Living Into a Dream: The Teaching Parish Program

February 13, 2012

Guest Commentary: Rev. Jay D. Cooper

History reminds us that unless we learn from the past we are likely to repeat it. No other appropriate words could apply to the way Montgomery has witnessed strides toward racial reconciliation than these. Although we should all acknowledge that more may be done to bridge the divide between all boundaries we create for ourselves, we should also celebrate the sacrifices and efforts of those who have paved the road toward justice and peace. This reality could not have landed any more closely to home than it did on February 6th.

Student/Pastors from our conference who attend Candler School of Theology at Emory University are afforded the opportunity to participate in The Teaching Parish Program. This twenty-hour per semester program allows students to study leadership models for ministry. Some of the requirements include secular and congregational analyses, system theory models, ministry acts, homiletical praxis, and theological reflection papers. Under the leadership of Dr. Karl K. Stegall, the Teaching Parish group meets five times each semester to fulfill these requirements in keeping with the Contextual Education requirements of Candler. 

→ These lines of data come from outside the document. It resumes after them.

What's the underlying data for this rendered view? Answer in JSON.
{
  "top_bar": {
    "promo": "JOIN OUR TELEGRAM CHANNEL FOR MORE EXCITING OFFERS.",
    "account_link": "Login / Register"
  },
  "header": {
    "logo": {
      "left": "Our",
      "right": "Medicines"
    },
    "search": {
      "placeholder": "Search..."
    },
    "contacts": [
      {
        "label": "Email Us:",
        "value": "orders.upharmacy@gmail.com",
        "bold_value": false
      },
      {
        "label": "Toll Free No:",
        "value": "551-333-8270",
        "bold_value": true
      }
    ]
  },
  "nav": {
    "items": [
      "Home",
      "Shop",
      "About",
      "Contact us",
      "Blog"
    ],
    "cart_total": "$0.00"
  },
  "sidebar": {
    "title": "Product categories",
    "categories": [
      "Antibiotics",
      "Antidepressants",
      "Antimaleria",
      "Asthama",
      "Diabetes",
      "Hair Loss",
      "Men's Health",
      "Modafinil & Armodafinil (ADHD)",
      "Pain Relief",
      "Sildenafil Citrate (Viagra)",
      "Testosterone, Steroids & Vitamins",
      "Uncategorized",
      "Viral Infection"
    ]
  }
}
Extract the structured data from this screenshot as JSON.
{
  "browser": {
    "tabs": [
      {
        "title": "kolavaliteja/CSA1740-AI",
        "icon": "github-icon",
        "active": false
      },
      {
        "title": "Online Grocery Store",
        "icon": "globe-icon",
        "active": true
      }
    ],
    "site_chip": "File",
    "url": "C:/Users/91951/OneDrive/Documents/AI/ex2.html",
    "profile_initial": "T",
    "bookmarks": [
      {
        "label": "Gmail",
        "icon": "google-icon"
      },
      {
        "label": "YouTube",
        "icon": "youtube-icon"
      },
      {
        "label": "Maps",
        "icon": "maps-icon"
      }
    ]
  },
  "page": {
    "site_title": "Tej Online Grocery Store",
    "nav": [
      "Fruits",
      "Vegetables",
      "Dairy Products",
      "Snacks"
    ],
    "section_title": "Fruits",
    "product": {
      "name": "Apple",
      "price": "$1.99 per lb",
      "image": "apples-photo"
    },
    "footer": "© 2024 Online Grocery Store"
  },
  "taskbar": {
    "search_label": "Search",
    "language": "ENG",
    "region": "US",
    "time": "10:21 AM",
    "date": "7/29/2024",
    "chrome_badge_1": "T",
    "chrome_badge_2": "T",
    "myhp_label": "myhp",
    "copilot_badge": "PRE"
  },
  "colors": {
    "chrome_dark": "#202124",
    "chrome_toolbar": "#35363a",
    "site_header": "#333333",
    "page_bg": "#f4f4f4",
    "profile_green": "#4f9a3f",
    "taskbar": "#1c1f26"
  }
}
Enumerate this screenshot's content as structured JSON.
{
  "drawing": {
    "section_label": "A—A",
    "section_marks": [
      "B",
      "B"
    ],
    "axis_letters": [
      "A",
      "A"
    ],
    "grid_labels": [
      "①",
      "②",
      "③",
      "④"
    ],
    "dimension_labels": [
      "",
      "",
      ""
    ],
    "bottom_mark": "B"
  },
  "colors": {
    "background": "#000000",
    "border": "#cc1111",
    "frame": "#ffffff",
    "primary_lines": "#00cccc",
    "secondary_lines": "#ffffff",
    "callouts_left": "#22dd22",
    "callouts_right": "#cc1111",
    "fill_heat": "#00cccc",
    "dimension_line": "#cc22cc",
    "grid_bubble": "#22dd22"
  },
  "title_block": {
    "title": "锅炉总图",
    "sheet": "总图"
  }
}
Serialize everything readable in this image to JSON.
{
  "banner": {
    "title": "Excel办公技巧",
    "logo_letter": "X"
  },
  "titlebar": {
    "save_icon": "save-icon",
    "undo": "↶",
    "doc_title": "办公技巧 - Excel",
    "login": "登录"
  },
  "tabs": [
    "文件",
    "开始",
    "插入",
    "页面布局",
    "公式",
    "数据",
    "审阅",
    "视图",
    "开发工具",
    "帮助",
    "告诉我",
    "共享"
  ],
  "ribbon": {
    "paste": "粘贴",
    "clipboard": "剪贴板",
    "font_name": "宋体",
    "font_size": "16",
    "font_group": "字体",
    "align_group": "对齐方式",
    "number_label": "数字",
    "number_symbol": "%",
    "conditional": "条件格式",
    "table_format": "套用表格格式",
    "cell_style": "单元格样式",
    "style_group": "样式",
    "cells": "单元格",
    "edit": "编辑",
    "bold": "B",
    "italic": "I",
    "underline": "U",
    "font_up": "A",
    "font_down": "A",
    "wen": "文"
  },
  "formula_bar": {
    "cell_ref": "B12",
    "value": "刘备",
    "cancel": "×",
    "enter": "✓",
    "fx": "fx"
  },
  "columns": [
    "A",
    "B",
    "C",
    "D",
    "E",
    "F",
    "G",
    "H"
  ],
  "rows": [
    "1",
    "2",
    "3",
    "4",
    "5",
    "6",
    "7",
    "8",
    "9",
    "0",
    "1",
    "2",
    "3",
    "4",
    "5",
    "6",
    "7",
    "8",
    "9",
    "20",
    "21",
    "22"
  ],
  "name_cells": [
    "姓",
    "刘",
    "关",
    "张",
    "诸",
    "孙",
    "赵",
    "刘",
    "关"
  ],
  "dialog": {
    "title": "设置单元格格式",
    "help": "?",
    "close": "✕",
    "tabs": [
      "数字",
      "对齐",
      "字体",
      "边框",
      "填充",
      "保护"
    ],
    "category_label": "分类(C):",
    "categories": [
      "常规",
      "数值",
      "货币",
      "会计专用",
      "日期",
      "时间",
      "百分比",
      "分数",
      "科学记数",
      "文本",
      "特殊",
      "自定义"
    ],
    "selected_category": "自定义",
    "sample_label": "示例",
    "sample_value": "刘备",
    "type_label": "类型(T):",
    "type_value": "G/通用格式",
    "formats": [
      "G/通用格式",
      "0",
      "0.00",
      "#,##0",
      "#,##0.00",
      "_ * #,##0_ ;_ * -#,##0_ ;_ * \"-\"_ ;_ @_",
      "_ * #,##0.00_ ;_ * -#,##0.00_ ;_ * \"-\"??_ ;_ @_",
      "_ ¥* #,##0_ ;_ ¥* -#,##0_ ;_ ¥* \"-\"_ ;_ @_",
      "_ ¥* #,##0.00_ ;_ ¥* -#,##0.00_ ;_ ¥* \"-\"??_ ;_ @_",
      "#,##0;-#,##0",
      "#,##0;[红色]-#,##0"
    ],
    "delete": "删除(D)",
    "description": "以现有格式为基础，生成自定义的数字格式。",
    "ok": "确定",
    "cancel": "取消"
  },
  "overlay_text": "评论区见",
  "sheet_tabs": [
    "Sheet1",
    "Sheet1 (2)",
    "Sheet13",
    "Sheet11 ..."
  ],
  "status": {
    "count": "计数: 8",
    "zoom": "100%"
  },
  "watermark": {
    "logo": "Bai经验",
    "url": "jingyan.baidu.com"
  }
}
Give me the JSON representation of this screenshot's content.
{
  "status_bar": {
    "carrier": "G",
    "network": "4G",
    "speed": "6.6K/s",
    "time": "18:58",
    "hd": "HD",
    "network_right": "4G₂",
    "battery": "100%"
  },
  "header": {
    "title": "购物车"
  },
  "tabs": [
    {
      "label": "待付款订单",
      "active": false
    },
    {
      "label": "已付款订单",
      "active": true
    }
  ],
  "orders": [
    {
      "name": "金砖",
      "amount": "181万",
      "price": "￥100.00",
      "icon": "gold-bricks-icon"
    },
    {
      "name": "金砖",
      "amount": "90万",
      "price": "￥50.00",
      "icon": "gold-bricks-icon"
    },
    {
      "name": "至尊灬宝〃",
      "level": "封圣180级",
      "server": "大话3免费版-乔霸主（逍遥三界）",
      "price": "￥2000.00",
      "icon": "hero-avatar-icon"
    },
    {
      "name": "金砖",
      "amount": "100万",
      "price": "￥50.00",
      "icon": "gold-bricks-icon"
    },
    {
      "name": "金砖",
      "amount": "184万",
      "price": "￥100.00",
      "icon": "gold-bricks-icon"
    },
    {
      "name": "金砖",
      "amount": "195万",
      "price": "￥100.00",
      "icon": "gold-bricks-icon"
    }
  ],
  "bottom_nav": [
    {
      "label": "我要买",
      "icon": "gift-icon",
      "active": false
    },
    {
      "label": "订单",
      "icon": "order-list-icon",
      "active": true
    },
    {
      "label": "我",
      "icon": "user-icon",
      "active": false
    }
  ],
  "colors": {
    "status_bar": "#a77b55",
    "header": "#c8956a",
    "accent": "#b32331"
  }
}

On February 6th, however, Dr. Stegall heightened the program to a new level by inviting the group to attend a field trip. Much to our surprise we were offered the chance to engage in a private tour of Dexter Avenue King Memorial Baptist Church and its parsonage. These historical sites launched the ministry of Dr. King and the Civil Rights Movement. After being greeted with radical hospitality our group viewed a video which explained the history of Dexter Avenue Baptist. We were also privileged to experience the events of the Civil Rights Movement through mural artwork painted on the wall of the fellowship hall. Our assignment for the day, however, was to divide Dr. King’s “I Have a Dream” speech into seven parts so that each student would be able to preach a segment of the August 28, 1963 speech, which has been heralded as the greatest speech of the 20th century. It is fair to say that none of us who embarked on this journey were ready to encounter the exhilaration and humility of preaching Dr. King’s speech from Dr. King’s pulpit. Imagine a group of seven white seminary students preaching from Dr. King’s pulpit. To think that we could preach from Dr. King’s pulpit in a city that was once ravaged by racism and intolerance was indeed a profound experience. Thus, we do well to learn (and remember) the mistakes and events of the past lest we repeat them. Praise be to God who is the author and sustainer of reconciliation and peace!

As each student read her or his assigned portion of the speech our imaginations raced with the indelible truth that we were living into a dream cast so long ago. For twelve minutes or so we glimpsed the possibility of a dream that foretells of a humanity who is “caught in an inescapable network of mutuality.” Brought to life was the notion that, “I can never be what I ought to be until you are what you ought to be, and you can never be what you ought to be until I am what I ought to be.” In that moment we were all reminded as church leaders that we must no longer be the tail lights in the community, but that the church must now be the head lights, illuminating the dark places of injustice and intolerance wherever these may exist. We caught a glimpse of the dream which calls for “justice to roll down like water and righteousness like a mighty stream.” Mostly, though, we longed for the day when all God’s children may experience the freedom of equality and the hope of renewal. 

As we celebrate Black History Month I would encourage our churches to consider making the trek to Montgomery to visit Dr. King’s church on Dexter Avenue and the parsonage on Jackson Street. Not only does history come alive in these hallowed places but as Christians we recognize that we are called to proclaim with all of our heart, soul, mind and strength that: “one day all God’s children, black men and white men, Jew and gentile, protestant and Catholic will join hands and sing together that familiar old spiritual…‘Free at last, free at last, thank God Almighty we are free at last.” Until the day this dream is fully realized may we love one another as we have been loved by our God.

World Without End…